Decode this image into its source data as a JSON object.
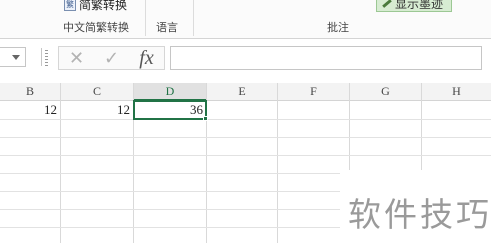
{
  "ribbon": {
    "convert_button": "简繁转换",
    "group_chinese_conversion": "中文简繁转换",
    "group_language": "语言",
    "group_comments": "批注",
    "show_ink_button": "显示墨迹"
  },
  "formula_bar": {
    "cancel_glyph": "✕",
    "enter_glyph": "✓",
    "function_glyph": "fx",
    "formula_value": ""
  },
  "columns": [
    "B",
    "C",
    "D",
    "E",
    "F",
    "G",
    "H"
  ],
  "selected_column": "D",
  "cells": {
    "B1": "12",
    "C1": "12",
    "D1": "36"
  },
  "active_cell": "D1",
  "watermark": "软件技巧"
}
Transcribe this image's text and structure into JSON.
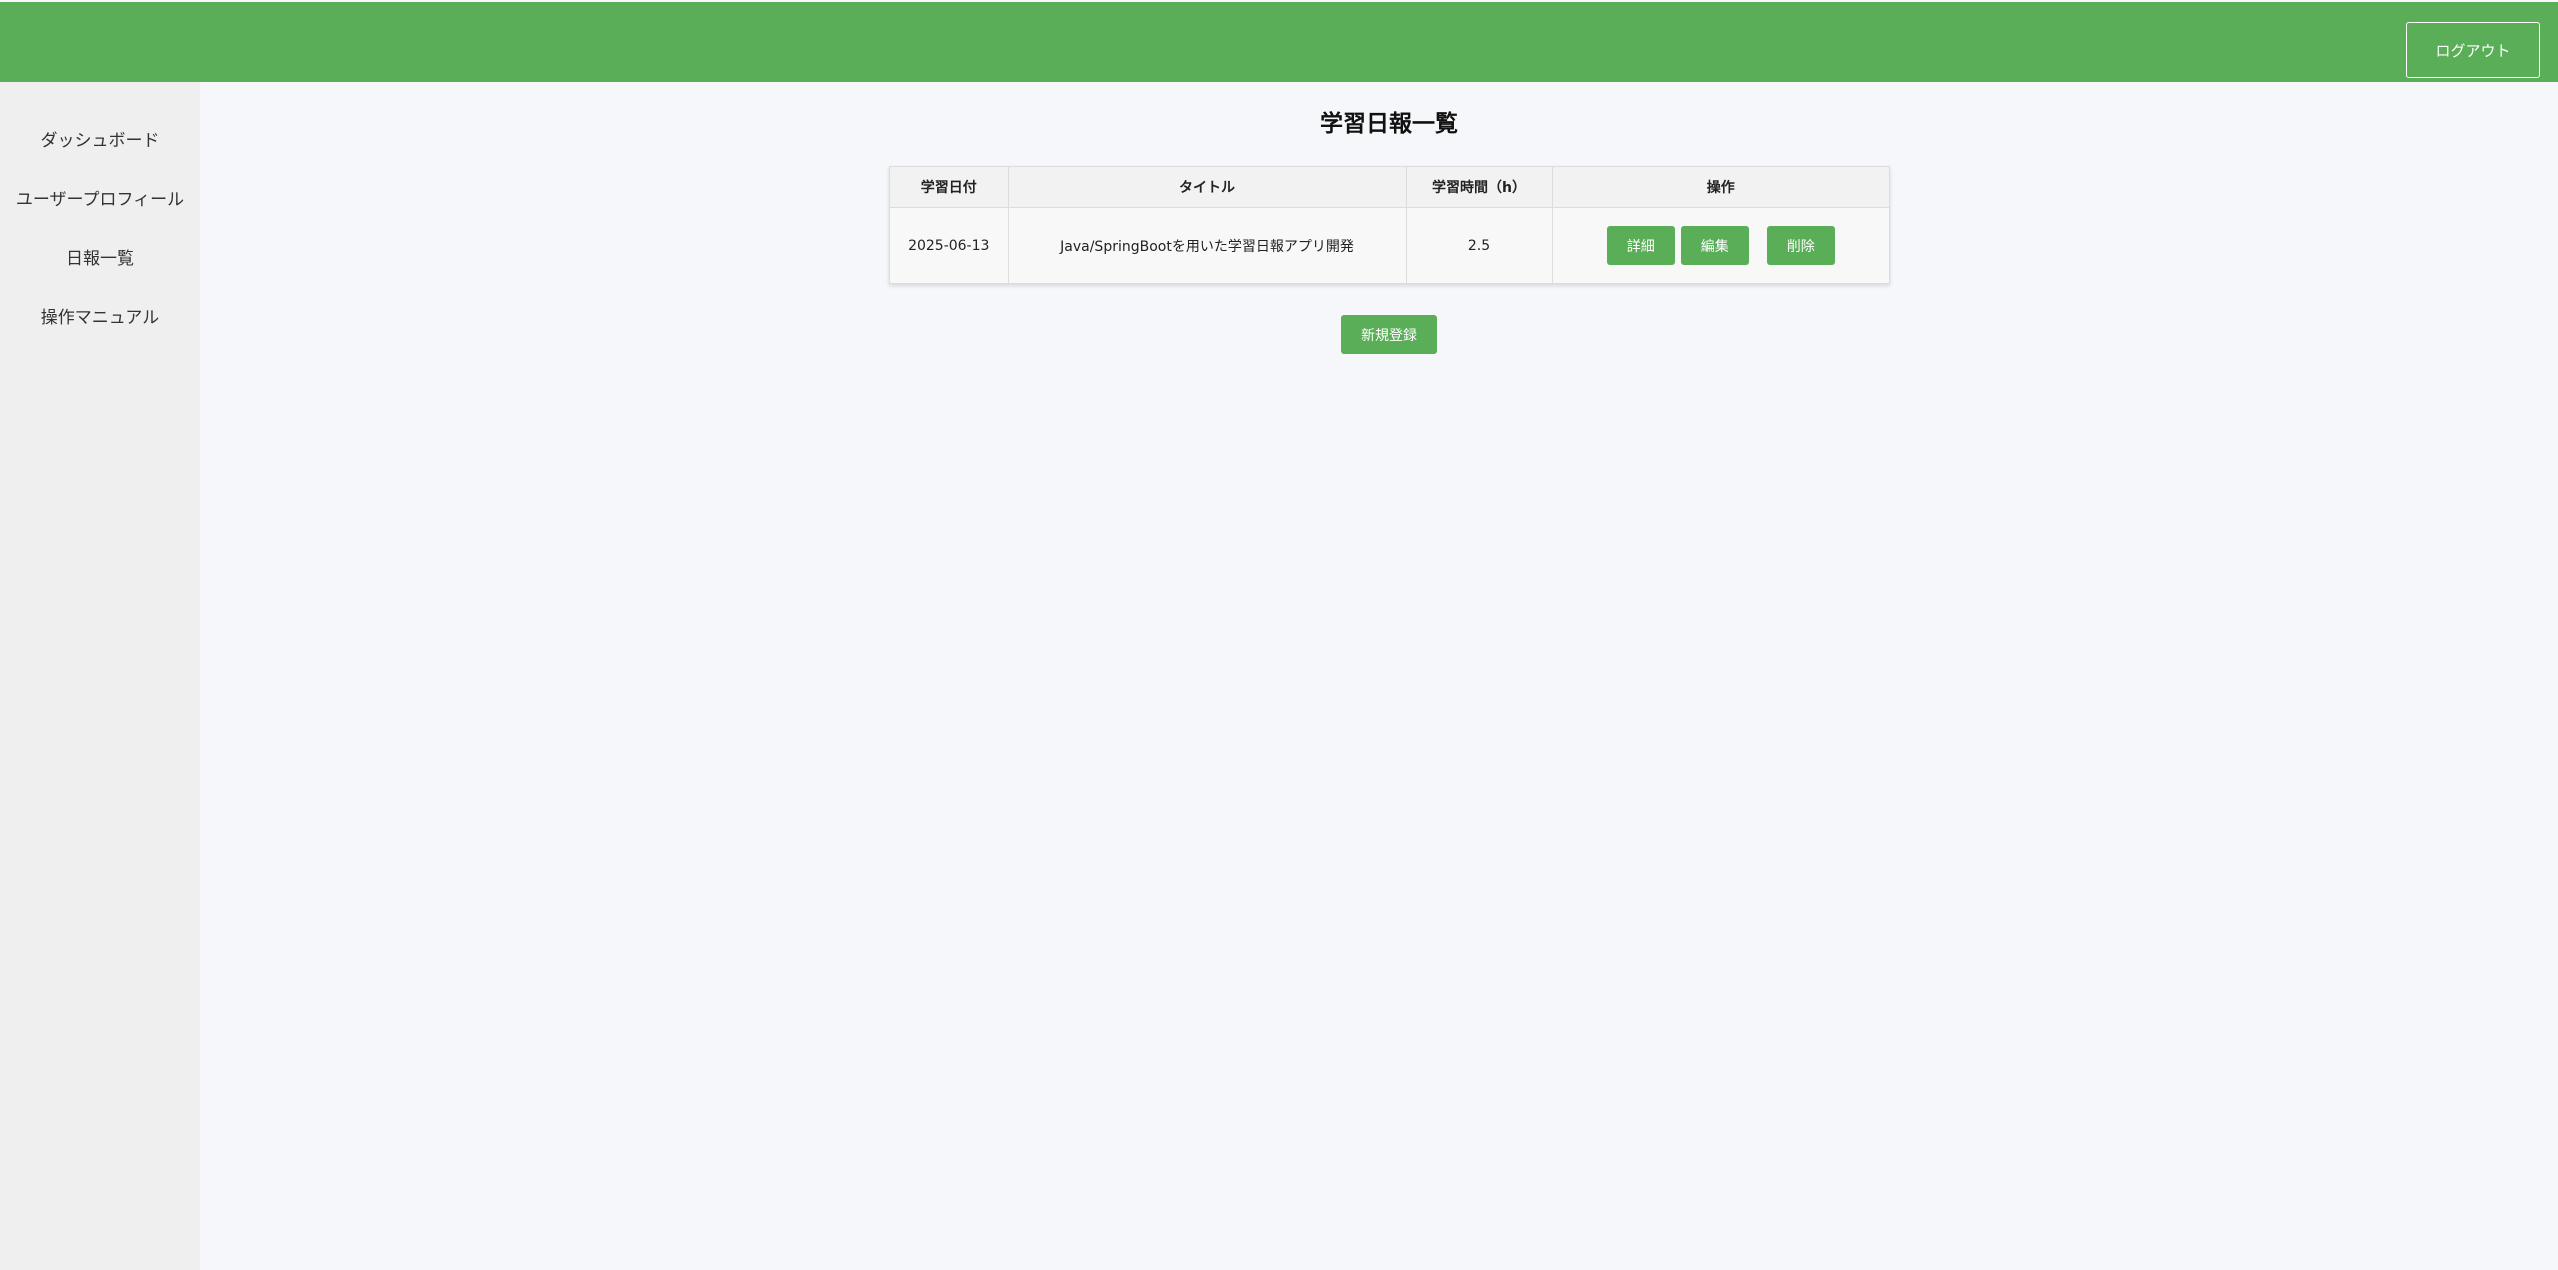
{
  "header": {
    "logout_label": "ログアウト",
    "bg_color": "#5aae57"
  },
  "sidebar": {
    "items": [
      {
        "label": "ダッシュボード"
      },
      {
        "label": "ユーザープロフィール"
      },
      {
        "label": "日報一覧"
      },
      {
        "label": "操作マニュアル"
      }
    ]
  },
  "main": {
    "title": "学習日報一覧",
    "table": {
      "headers": [
        "学習日付",
        "タイトル",
        "学習時間（h）",
        "操作"
      ],
      "rows": [
        {
          "date": "2025-06-13",
          "title": "Java/SpringBootを用いた学習日報アプリ開発",
          "hours": "2.5",
          "actions": {
            "detail": "詳細",
            "edit": "編集",
            "delete": "削除"
          }
        }
      ]
    },
    "new_button_label": "新規登録"
  }
}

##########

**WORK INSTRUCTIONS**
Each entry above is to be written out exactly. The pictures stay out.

**EXERCISE RESPONSE**
Decode this image into its source data as a JSON object.
{
  "ribbon": {
    "convert_button": "简繁转换",
    "group_chinese_conversion": "中文简繁转换",
    "group_language": "语言",
    "group_comments": "批注",
    "show_ink_button": "显示墨迹"
  },
  "formula_bar": {
    "cancel_glyph": "✕",
    "enter_glyph": "✓",
    "function_glyph": "fx",
    "formula_value": ""
  },
  "columns": [
    "B",
    "C",
    "D",
    "E",
    "F",
    "G",
    "H"
  ],
  "selected_column": "D",
  "cells": {
    "B1": "12",
    "C1": "12",
    "D1": "36"
  },
  "active_cell": "D1",
  "watermark": "软件技巧"
}
Transcribe this image's text and structure into JSON.
{
  "header": {
    "logout_label": "ログアウト",
    "bg_color": "#5aae57"
  },
  "sidebar": {
    "items": [
      {
        "label": "ダッシュボード"
      },
      {
        "label": "ユーザープロフィール"
      },
      {
        "label": "日報一覧"
      },
      {
        "label": "操作マニュアル"
      }
    ]
  },
  "main": {
    "title": "学習日報一覧",
    "table": {
      "headers": [
        "学習日付",
        "タイトル",
        "学習時間（h）",
        "操作"
      ],
      "rows": [
        {
          "date": "2025-06-13",
          "title": "Java/SpringBootを用いた学習日報アプリ開発",
          "hours": "2.5",
          "actions": {
            "detail": "詳細",
            "edit": "編集",
            "delete": "削除"
          }
        }
      ]
    },
    "new_button_label": "新規登録"
  }
}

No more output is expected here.